## TRY IT
Look through the material and copy each line holding "data".

## RECORD EXTRACTS

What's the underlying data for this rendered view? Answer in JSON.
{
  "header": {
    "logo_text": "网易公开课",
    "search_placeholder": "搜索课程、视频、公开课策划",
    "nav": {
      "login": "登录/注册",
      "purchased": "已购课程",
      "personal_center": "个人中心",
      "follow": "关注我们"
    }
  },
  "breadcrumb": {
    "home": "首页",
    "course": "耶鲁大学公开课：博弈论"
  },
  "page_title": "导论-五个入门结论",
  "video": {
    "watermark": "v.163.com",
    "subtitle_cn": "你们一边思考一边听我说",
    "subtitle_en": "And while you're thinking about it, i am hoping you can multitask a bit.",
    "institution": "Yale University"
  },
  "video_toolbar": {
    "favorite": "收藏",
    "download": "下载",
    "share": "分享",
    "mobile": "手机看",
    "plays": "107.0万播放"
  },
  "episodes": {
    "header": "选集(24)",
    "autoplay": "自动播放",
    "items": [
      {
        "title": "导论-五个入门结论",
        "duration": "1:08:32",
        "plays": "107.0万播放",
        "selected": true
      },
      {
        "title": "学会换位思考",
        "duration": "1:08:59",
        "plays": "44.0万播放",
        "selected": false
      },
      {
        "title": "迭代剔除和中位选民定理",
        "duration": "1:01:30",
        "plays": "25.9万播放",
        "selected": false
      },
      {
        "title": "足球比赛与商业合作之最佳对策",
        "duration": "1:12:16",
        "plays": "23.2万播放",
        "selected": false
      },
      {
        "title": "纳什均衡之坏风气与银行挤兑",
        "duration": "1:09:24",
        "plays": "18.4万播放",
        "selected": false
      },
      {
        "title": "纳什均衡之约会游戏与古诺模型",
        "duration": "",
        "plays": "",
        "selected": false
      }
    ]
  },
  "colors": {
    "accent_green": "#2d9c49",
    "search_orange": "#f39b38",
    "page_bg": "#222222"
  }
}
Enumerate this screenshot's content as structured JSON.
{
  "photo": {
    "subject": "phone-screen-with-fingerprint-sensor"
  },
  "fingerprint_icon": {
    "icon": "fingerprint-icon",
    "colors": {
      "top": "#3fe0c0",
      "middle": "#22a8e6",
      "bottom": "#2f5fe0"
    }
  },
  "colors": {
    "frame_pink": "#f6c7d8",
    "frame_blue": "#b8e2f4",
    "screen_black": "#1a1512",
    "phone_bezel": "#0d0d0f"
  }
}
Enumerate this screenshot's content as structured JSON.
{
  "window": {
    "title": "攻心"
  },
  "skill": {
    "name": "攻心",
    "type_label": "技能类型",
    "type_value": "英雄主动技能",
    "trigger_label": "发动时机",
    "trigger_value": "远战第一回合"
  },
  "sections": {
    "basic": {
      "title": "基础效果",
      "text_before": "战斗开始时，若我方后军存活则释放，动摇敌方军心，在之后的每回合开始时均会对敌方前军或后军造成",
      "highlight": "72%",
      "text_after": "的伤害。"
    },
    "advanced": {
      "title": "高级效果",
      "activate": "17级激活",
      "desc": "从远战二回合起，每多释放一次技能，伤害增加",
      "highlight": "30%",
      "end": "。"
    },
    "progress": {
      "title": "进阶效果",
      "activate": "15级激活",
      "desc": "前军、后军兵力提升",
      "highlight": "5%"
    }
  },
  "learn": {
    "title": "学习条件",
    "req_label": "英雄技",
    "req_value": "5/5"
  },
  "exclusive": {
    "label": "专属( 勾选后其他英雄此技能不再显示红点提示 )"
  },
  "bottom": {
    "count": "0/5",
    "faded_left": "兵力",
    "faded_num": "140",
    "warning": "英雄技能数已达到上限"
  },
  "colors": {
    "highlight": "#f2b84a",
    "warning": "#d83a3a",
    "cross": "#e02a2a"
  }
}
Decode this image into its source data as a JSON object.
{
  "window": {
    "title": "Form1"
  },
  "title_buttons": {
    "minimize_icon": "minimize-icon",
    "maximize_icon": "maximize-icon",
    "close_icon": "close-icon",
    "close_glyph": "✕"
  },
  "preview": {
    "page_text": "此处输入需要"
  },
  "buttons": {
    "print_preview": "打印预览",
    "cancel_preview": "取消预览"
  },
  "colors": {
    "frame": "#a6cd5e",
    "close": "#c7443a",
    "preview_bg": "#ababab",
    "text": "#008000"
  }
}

## ANSWER TO THIS TASK
What's the underlying data for this rendered view? Answer in JSON.
Decode this image into its source data as a JSON object.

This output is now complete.